[Opening RECORDS SUPPLIED section]

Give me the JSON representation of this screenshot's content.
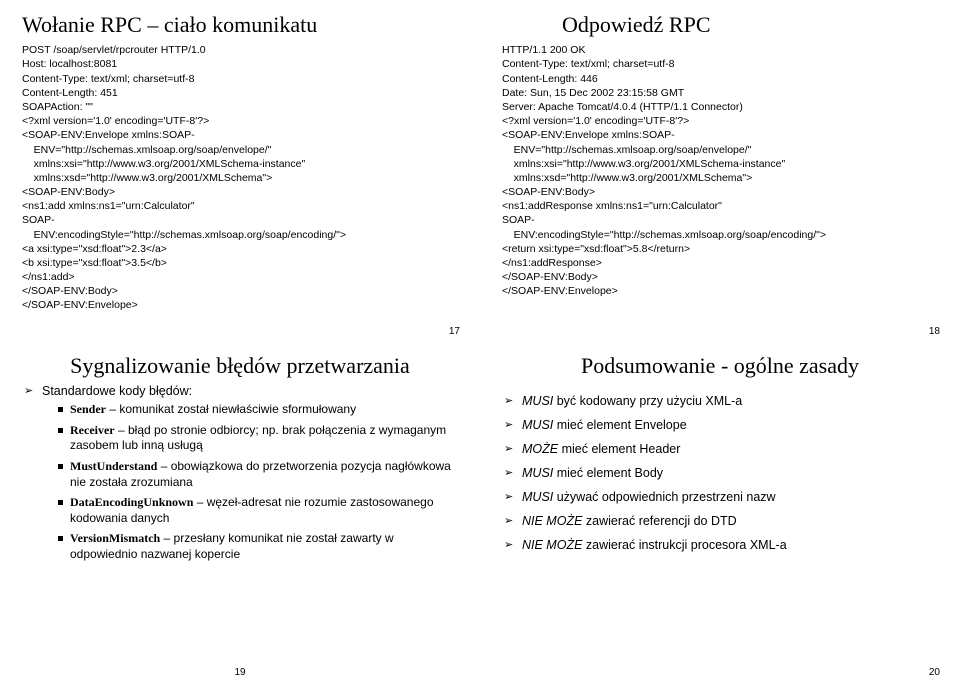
{
  "slide17": {
    "title": "Wołanie RPC – ciało komunikatu",
    "code": "POST /soap/servlet/rpcrouter HTTP/1.0\nHost: localhost:8081\nContent-Type: text/xml; charset=utf-8\nContent-Length: 451\nSOAPAction: \"\"\n<?xml version='1.0' encoding='UTF-8'?>\n<SOAP-ENV:Envelope xmlns:SOAP-\n    ENV=\"http://schemas.xmlsoap.org/soap/envelope/\"\n    xmlns:xsi=\"http://www.w3.org/2001/XMLSchema-instance\"\n    xmlns:xsd=\"http://www.w3.org/2001/XMLSchema\">\n<SOAP-ENV:Body>\n<ns1:add xmlns:ns1=\"urn:Calculator\"\nSOAP-\n    ENV:encodingStyle=\"http://schemas.xmlsoap.org/soap/encoding/\">\n<a xsi:type=\"xsd:float\">2.3</a>\n<b xsi:type=\"xsd:float\">3.5</b>\n</ns1:add>\n</SOAP-ENV:Body>\n</SOAP-ENV:Envelope>",
    "page": "17"
  },
  "slide18": {
    "title": "Odpowiedź RPC",
    "code": "HTTP/1.1 200 OK\nContent-Type: text/xml; charset=utf-8\nContent-Length: 446\nDate: Sun, 15 Dec 2002 23:15:58 GMT\nServer: Apache Tomcat/4.0.4 (HTTP/1.1 Connector)\n<?xml version='1.0' encoding='UTF-8'?>\n<SOAP-ENV:Envelope xmlns:SOAP-\n    ENV=\"http://schemas.xmlsoap.org/soap/envelope/\"\n    xmlns:xsi=\"http://www.w3.org/2001/XMLSchema-instance\"\n    xmlns:xsd=\"http://www.w3.org/2001/XMLSchema\">\n<SOAP-ENV:Body>\n<ns1:addResponse xmlns:ns1=\"urn:Calculator\"\nSOAP-\n    ENV:encodingStyle=\"http://schemas.xmlsoap.org/soap/encoding/\">\n<return xsi:type=\"xsd:float\">5.8</return>\n</ns1:addResponse>\n</SOAP-ENV:Body>\n</SOAP-ENV:Envelope>",
    "page": "18"
  },
  "slide19": {
    "title": "Sygnalizowanie błędów przetwarzania",
    "intro": "Standardowe kody błędów:",
    "items": [
      {
        "term": "Sender",
        "rest": " – komunikat został niewłaściwie sformułowany"
      },
      {
        "term": "Receiver",
        "rest": " – błąd po stronie odbiorcy; np. brak połączenia z wymaganym zasobem lub inną usługą"
      },
      {
        "term": "MustUnderstand",
        "rest": " – obowiązkowa do przetworzenia pozycja nagłówkowa nie została zrozumiana"
      },
      {
        "term": "DataEncodingUnknown",
        "rest": " – węzeł-adresat nie rozumie zastosowanego kodowania danych"
      },
      {
        "term": "VersionMismatch",
        "rest": " – przesłany komunikat nie został zawarty w odpowiednio nazwanej kopercie"
      }
    ],
    "page": "19"
  },
  "slide20": {
    "title": "Podsumowanie - ogólne zasady",
    "items": [
      {
        "pre": "MUSI",
        "rest": " być kodowany przy użyciu XML-a"
      },
      {
        "pre": "MUSI",
        "rest": " mieć element Envelope"
      },
      {
        "pre": "MOŻE",
        "rest": " mieć element Header"
      },
      {
        "pre": "MUSI",
        "rest": " mieć element Body"
      },
      {
        "pre": "MUSI",
        "rest": " używać odpowiednich przestrzeni nazw"
      },
      {
        "pre": "NIE MOŻE",
        "rest": " zawierać referencji do DTD"
      },
      {
        "pre": "NIE MOŻE",
        "rest": " zawierać instrukcji procesora XML-a"
      }
    ],
    "page": "20"
  }
}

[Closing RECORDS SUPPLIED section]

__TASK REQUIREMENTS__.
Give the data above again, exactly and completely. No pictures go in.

__EXERCISE OUTPUT__.
Give me the JSON representation of this screenshot's content.
{
  "slide17": {
    "title": "Wołanie RPC – ciało komunikatu",
    "code": "POST /soap/servlet/rpcrouter HTTP/1.0\nHost: localhost:8081\nContent-Type: text/xml; charset=utf-8\nContent-Length: 451\nSOAPAction: \"\"\n<?xml version='1.0' encoding='UTF-8'?>\n<SOAP-ENV:Envelope xmlns:SOAP-\n    ENV=\"http://schemas.xmlsoap.org/soap/envelope/\"\n    xmlns:xsi=\"http://www.w3.org/2001/XMLSchema-instance\"\n    xmlns:xsd=\"http://www.w3.org/2001/XMLSchema\">\n<SOAP-ENV:Body>\n<ns1:add xmlns:ns1=\"urn:Calculator\"\nSOAP-\n    ENV:encodingStyle=\"http://schemas.xmlsoap.org/soap/encoding/\">\n<a xsi:type=\"xsd:float\">2.3</a>\n<b xsi:type=\"xsd:float\">3.5</b>\n</ns1:add>\n</SOAP-ENV:Body>\n</SOAP-ENV:Envelope>",
    "page": "17"
  },
  "slide18": {
    "title": "Odpowiedź RPC",
    "code": "HTTP/1.1 200 OK\nContent-Type: text/xml; charset=utf-8\nContent-Length: 446\nDate: Sun, 15 Dec 2002 23:15:58 GMT\nServer: Apache Tomcat/4.0.4 (HTTP/1.1 Connector)\n<?xml version='1.0' encoding='UTF-8'?>\n<SOAP-ENV:Envelope xmlns:SOAP-\n    ENV=\"http://schemas.xmlsoap.org/soap/envelope/\"\n    xmlns:xsi=\"http://www.w3.org/2001/XMLSchema-instance\"\n    xmlns:xsd=\"http://www.w3.org/2001/XMLSchema\">\n<SOAP-ENV:Body>\n<ns1:addResponse xmlns:ns1=\"urn:Calculator\"\nSOAP-\n    ENV:encodingStyle=\"http://schemas.xmlsoap.org/soap/encoding/\">\n<return xsi:type=\"xsd:float\">5.8</return>\n</ns1:addResponse>\n</SOAP-ENV:Body>\n</SOAP-ENV:Envelope>",
    "page": "18"
  },
  "slide19": {
    "title": "Sygnalizowanie błędów przetwarzania",
    "intro": "Standardowe kody błędów:",
    "items": [
      {
        "term": "Sender",
        "rest": " – komunikat został niewłaściwie sformułowany"
      },
      {
        "term": "Receiver",
        "rest": " – błąd po stronie odbiorcy; np. brak połączenia z wymaganym zasobem lub inną usługą"
      },
      {
        "term": "MustUnderstand",
        "rest": " – obowiązkowa do przetworzenia pozycja nagłówkowa nie została zrozumiana"
      },
      {
        "term": "DataEncodingUnknown",
        "rest": " – węzeł-adresat nie rozumie zastosowanego kodowania danych"
      },
      {
        "term": "VersionMismatch",
        "rest": " – przesłany komunikat nie został zawarty w odpowiednio nazwanej kopercie"
      }
    ],
    "page": "19"
  },
  "slide20": {
    "title": "Podsumowanie - ogólne zasady",
    "items": [
      {
        "pre": "MUSI",
        "rest": " być kodowany przy użyciu XML-a"
      },
      {
        "pre": "MUSI",
        "rest": " mieć element Envelope"
      },
      {
        "pre": "MOŻE",
        "rest": " mieć element Header"
      },
      {
        "pre": "MUSI",
        "rest": " mieć element Body"
      },
      {
        "pre": "MUSI",
        "rest": " używać odpowiednich przestrzeni nazw"
      },
      {
        "pre": "NIE MOŻE",
        "rest": " zawierać referencji do DTD"
      },
      {
        "pre": "NIE MOŻE",
        "rest": " zawierać instrukcji procesora XML-a"
      }
    ],
    "page": "20"
  }
}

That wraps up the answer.